This self release is unfortunately sold out !!

--"Jamband" Josh Brown

Thursday, March 1, 2018

“Heel Flipper” C48
(Small Scale Music)

The Sommes Ensemble toured Europe in 2015 and 2016. Wanna know how I know that? “Heel Flipper” is the result, a document of the “strategic, organized chaos” the quartet blazed through the clubs they visited. Featuring alto sax, guitar, bass, and drums, the ensemble is an unsightly smear of fusion and free jazz and free-form freakouts, a perfect signing for Montreal’s Small Scale Music, a purveyor of the strange and the challenging. Whether the Sommes Ensemble is blasting out shards of anti-jazz or stirring a sonic cauldron of audio witches’ brew with the deepest restraint (we are on the cusp of Halloween as I write, after all), the result is never less than captivating. Or visceral. Definitely visceral, what with all the shredding and slashing and other instrumental violence wreaked upon (probably very willing and totally primed) audiences. You can hear the musicians’ skin lacerating and the blood pouring as they play, such is the intensity of performance. The unholy bacchanal of arterial spray surely whipped their audiences into frenzies so uninhibited that old Freddy Krueger himself would blush if he heard it (and if he had facial skin). But what makes “Heel Flipper” much more than just a live document is the inventiveness and the singular in-the-moment clicking of personalities. The energy is beyond palpable – it’s mesmerizing, and it penetrates you like old Freddy Krueger’s knife hand, scrambling your equilibrium as if it were opening an irreparable chest would.
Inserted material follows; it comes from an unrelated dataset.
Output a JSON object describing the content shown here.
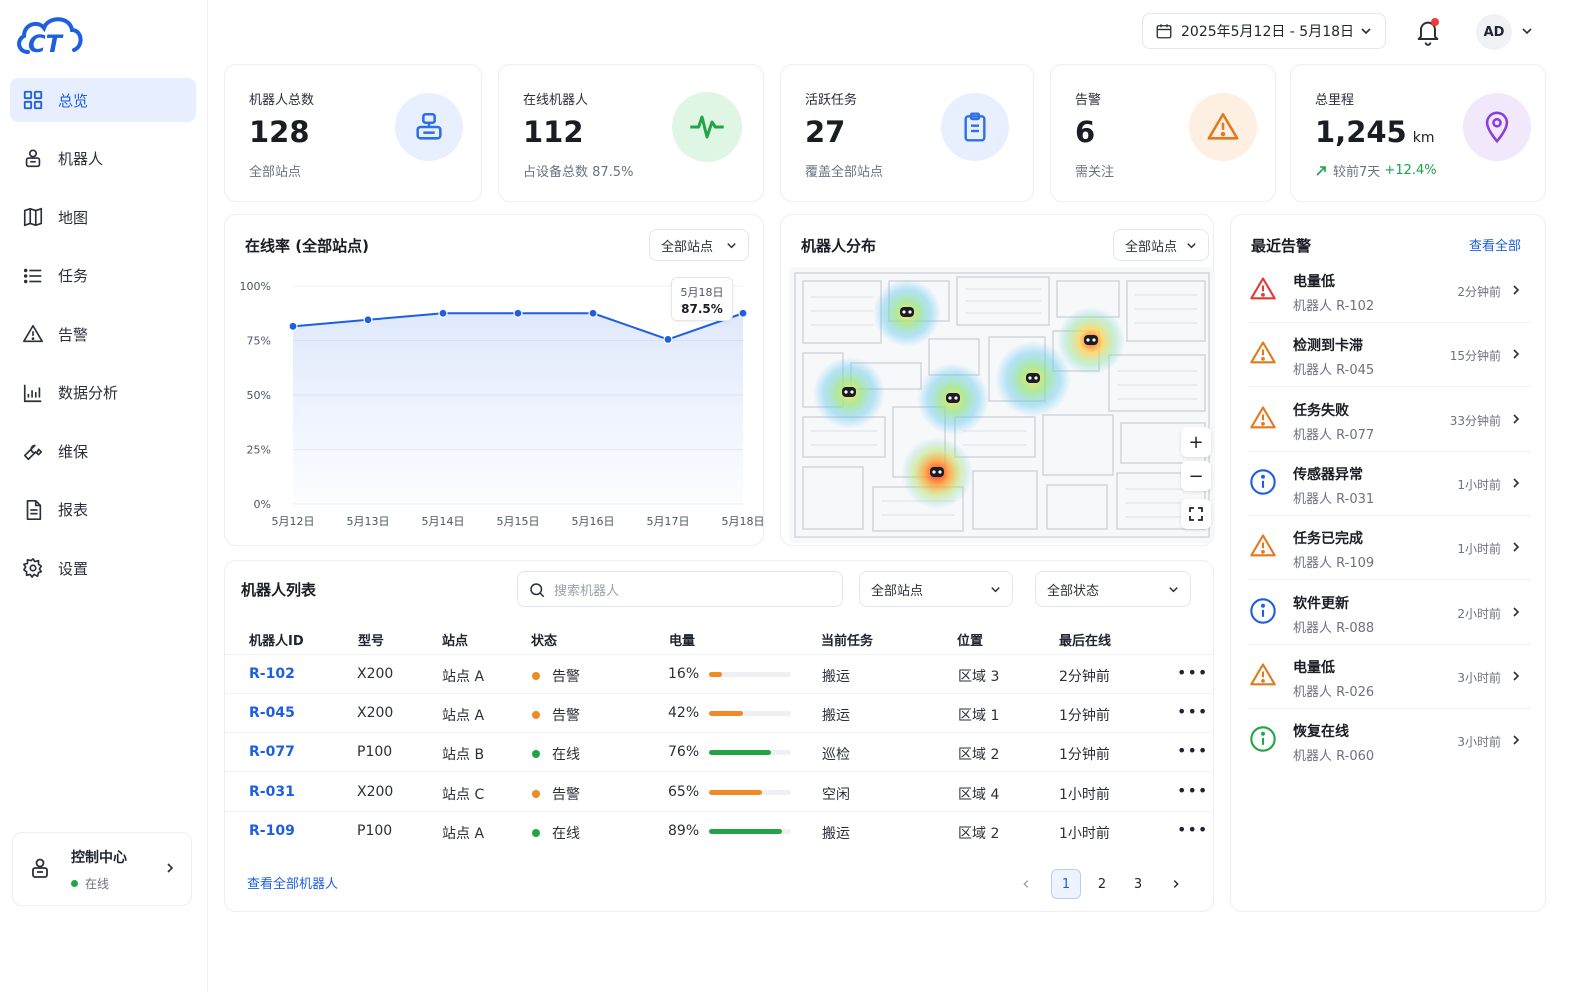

But of course everybody left the Sommes sessions unscathed, and probably more than a little keyed up. But mostly happy, at least until their next brush with violent death at the hands of a fictional monster… Or their next Sommes Ensemble show. Boo! Halloween…

Small Scale Music

--Ryan Masteller